- Exercise directions:
Reproduce all of the records word for word, omitting the pictures.

- Exercise material:

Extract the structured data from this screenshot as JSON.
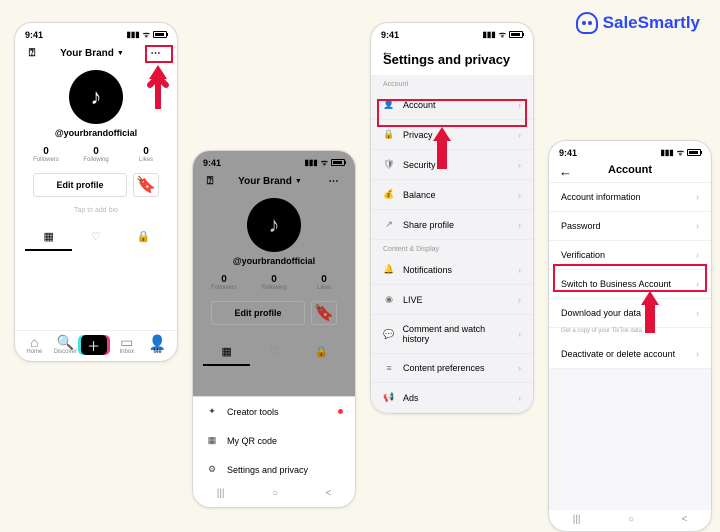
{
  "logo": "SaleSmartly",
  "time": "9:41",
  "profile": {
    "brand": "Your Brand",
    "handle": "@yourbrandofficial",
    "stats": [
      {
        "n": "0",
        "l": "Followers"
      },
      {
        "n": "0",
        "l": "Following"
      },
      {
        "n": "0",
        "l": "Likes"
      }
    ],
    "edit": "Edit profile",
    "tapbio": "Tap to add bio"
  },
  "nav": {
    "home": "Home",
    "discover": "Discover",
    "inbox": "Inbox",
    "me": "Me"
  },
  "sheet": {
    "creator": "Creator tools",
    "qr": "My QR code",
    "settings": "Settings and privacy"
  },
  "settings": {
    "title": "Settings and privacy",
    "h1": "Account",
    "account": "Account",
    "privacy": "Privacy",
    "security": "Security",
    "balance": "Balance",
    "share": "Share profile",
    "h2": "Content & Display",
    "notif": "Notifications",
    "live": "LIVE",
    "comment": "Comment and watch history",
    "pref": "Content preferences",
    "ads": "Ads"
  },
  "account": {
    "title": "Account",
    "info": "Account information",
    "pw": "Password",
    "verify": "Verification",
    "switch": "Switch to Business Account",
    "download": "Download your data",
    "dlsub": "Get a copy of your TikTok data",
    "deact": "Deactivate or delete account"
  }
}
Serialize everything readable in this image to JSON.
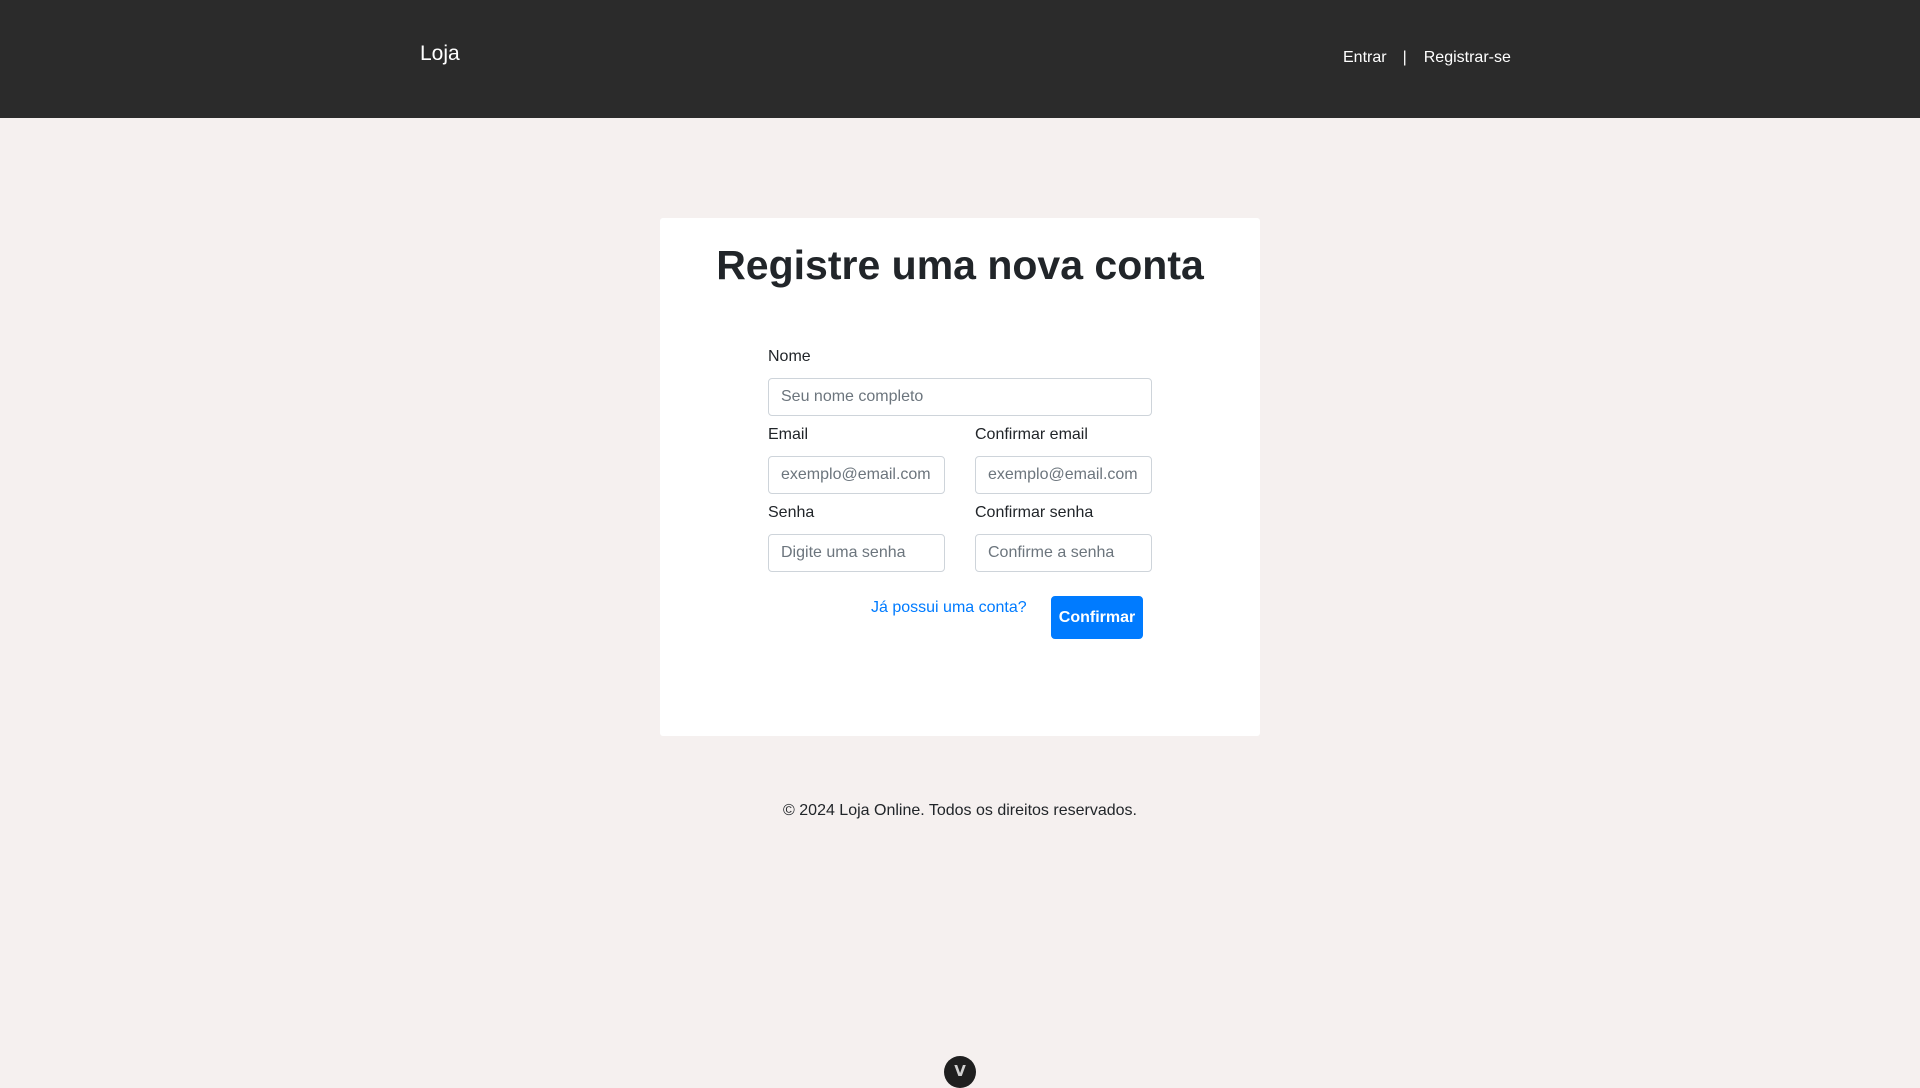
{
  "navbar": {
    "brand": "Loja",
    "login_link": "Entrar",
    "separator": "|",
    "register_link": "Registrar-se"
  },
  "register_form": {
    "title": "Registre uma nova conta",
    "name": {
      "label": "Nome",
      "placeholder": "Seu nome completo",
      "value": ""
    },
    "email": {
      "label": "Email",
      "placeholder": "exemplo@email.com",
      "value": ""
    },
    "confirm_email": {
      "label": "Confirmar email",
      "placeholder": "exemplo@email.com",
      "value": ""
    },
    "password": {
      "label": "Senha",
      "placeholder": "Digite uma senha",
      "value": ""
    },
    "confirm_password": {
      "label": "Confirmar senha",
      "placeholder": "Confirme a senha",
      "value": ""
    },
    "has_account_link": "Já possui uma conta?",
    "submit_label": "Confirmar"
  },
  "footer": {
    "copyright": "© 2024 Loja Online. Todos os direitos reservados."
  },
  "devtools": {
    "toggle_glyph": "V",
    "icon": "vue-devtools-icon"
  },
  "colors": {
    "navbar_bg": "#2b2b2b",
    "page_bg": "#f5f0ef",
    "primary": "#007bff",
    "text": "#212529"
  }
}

- Output:
Extract the structured data from this screenshot as JSON.
{
  "logo": "SaleSmartly",
  "time": "9:41",
  "profile": {
    "brand": "Your Brand",
    "handle": "@yourbrandofficial",
    "stats": [
      {
        "n": "0",
        "l": "Followers"
      },
      {
        "n": "0",
        "l": "Following"
      },
      {
        "n": "0",
        "l": "Likes"
      }
    ],
    "edit": "Edit profile",
    "tapbio": "Tap to add bio"
  },
  "nav": {
    "home": "Home",
    "discover": "Discover",
    "inbox": "Inbox",
    "me": "Me"
  },
  "sheet": {
    "creator": "Creator tools",
    "qr": "My QR code",
    "settings": "Settings and privacy"
  },
  "settings": {
    "title": "Settings and privacy",
    "h1": "Account",
    "account": "Account",
    "privacy": "Privacy",
    "security": "Security",
    "balance": "Balance",
    "share": "Share profile",
    "h2": "Content & Display",
    "notif": "Notifications",
    "live": "LIVE",
    "comment": "Comment and watch history",
    "pref": "Content preferences",
    "ads": "Ads"
  },
  "account": {
    "title": "Account",
    "info": "Account information",
    "pw": "Password",
    "verify": "Verification",
    "switch": "Switch to Business Account",
    "download": "Download your data",
    "dlsub": "Get a copy of your TikTok data",
    "deact": "Deactivate or delete account"
  }
}
Serialize everything readable in this image to JSON.
{
  "navbar": {
    "brand": "Loja",
    "login_link": "Entrar",
    "separator": "|",
    "register_link": "Registrar-se"
  },
  "register_form": {
    "title": "Registre uma nova conta",
    "name": {
      "label": "Nome",
      "placeholder": "Seu nome completo",
      "value": ""
    },
    "email": {
      "label": "Email",
      "placeholder": "exemplo@email.com",
      "value": ""
    },
    "confirm_email": {
      "label": "Confirmar email",
      "placeholder": "exemplo@email.com",
      "value": ""
    },
    "password": {
      "label": "Senha",
      "placeholder": "Digite uma senha",
      "value": ""
    },
    "confirm_password": {
      "label": "Confirmar senha",
      "placeholder": "Confirme a senha",
      "value": ""
    },
    "has_account_link": "Já possui uma conta?",
    "submit_label": "Confirmar"
  },
  "footer": {
    "copyright": "© 2024 Loja Online. Todos os direitos reservados."
  },
  "devtools": {
    "toggle_glyph": "V",
    "icon": "vue-devtools-icon"
  },
  "colors": {
    "navbar_bg": "#2b2b2b",
    "page_bg": "#f5f0ef",
    "primary": "#007bff",
    "text": "#212529"
  }
}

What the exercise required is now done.